In his book Meb for Mortals, New York City Marathon and Boston Marathon winner Meb Keflezighi writes, “Your goals should require you to reach outside your comfort zone while remaining within the realm of possibility.” One way to do that is to set SMART goals, yes, just like your high school teacher taught you. The goals should be:
S – Specific
M – Measurable
A – Action Required
R – Realistic
T – Timely
Luckily for runners, specific goals (e.g., completing a race or setting a PR) are also immediately measurable. Setting realistic goals and time frames is more challenging. In this case, it may be useful to start with a long-term goal, like running a marathon and break it into smaller steps. For example, if you want to run a marathon in a year, what’s your goal for six months from now? What are your benchmarks for this month? This week?
Setting these short-term goals also will help you build confidence in completing your overall objective. If you ran two miles for this week’s long run, a three-mile run next week won’t look so difficult. Each training run you complete gets your body and your mind one step closer to achieving the long-term goal.
When you encounter obstacles—like an injury or illness—stay flexible with your goals. Missing a few runs doesn’t mean you’ve failed or won’t be able to achieve your chief aim. However, you may need to re-evaluate your goal. When obstacles come up, get back on track by going back to your “why” and SMART goal setting.
3. Write It Down
Once you have your goal, make it concrete. Dr. Gail Matthews, at Dominican University in California, led a study on goal-setting and found participants were 42 percent more likely to achieve their goals if they wrote them down.
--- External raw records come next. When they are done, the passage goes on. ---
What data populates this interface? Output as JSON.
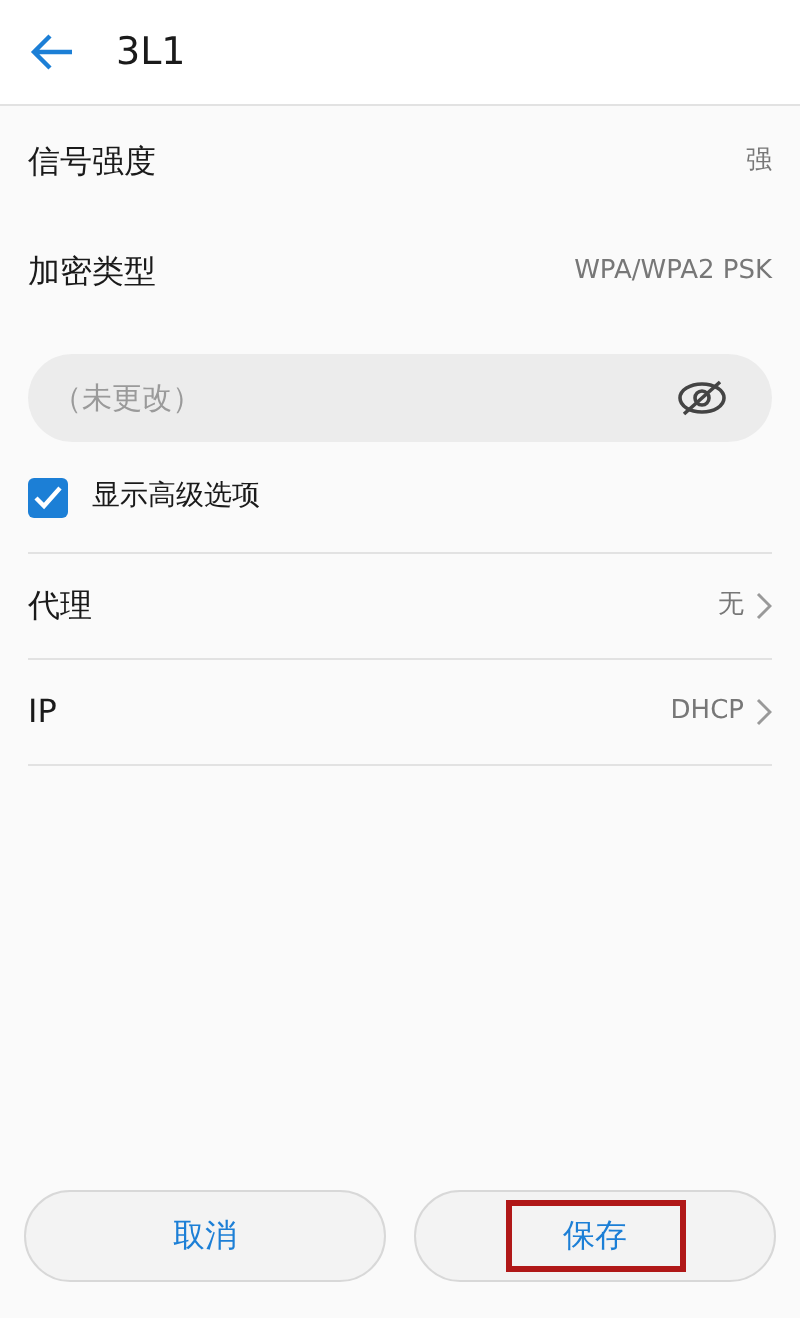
{
  "header": {
    "title": "3L1"
  },
  "info_rows": [
    {
      "label": "信号强度",
      "value": "强"
    },
    {
      "label": "加密类型",
      "value": "WPA/WPA2 PSK"
    }
  ],
  "password": {
    "placeholder": "（未更改）",
    "visible": false
  },
  "advanced": {
    "label": "显示高级选项",
    "checked": true
  },
  "settings": [
    {
      "label": "代理",
      "value": "无"
    },
    {
      "label": "IP",
      "value": "DHCP"
    }
  ],
  "buttons": [
    {
      "label": "取消",
      "highlighted": false
    },
    {
      "label": "保存",
      "highlighted": true
    }
  ]
}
A neurological function helps explain why this works: In the process of encoding, our brains decide what gets stored in our long-term memory and what gets discarded. Writing something down improves this process. In other words, we have a much higher chance of remembering goals if we record them.
Writing down your goal brings you closer to achieving it. And setting short-term goals helps you get out the door and onto the road, trail, or treadmill with purpose. Take the time to establish a training plan, which will enable you to not only set mileage or time goals but also mix in a variety of workouts over the course of the weeks ahead.
4. Tell a Friend
Sharing your goal makes it real—and makes you more likely to accomplish it. Dr. Matthews’ study found that more than 70 percent of participants who sent updates to a friend about their process reported they achieved their goal, compared to only 35 percent who kept their goals to themselves. Sharing your goal may help you gain clarity. Talking over your goal may help you sharpen it.
Of course, running with a partner or a group can help you achieve your goals. But even speaking your goal aloud can motivate you to take action and stay on track—even if no one is acting as your accountability coach.
What’s most important? Just keep running. Dean Karnazes, American ultramarathon runner and author of Ultramarathon Man: Confessions of an All-Night Runner, advises, “Run when you can, walk if you have to, crawl if you must; just never give up.”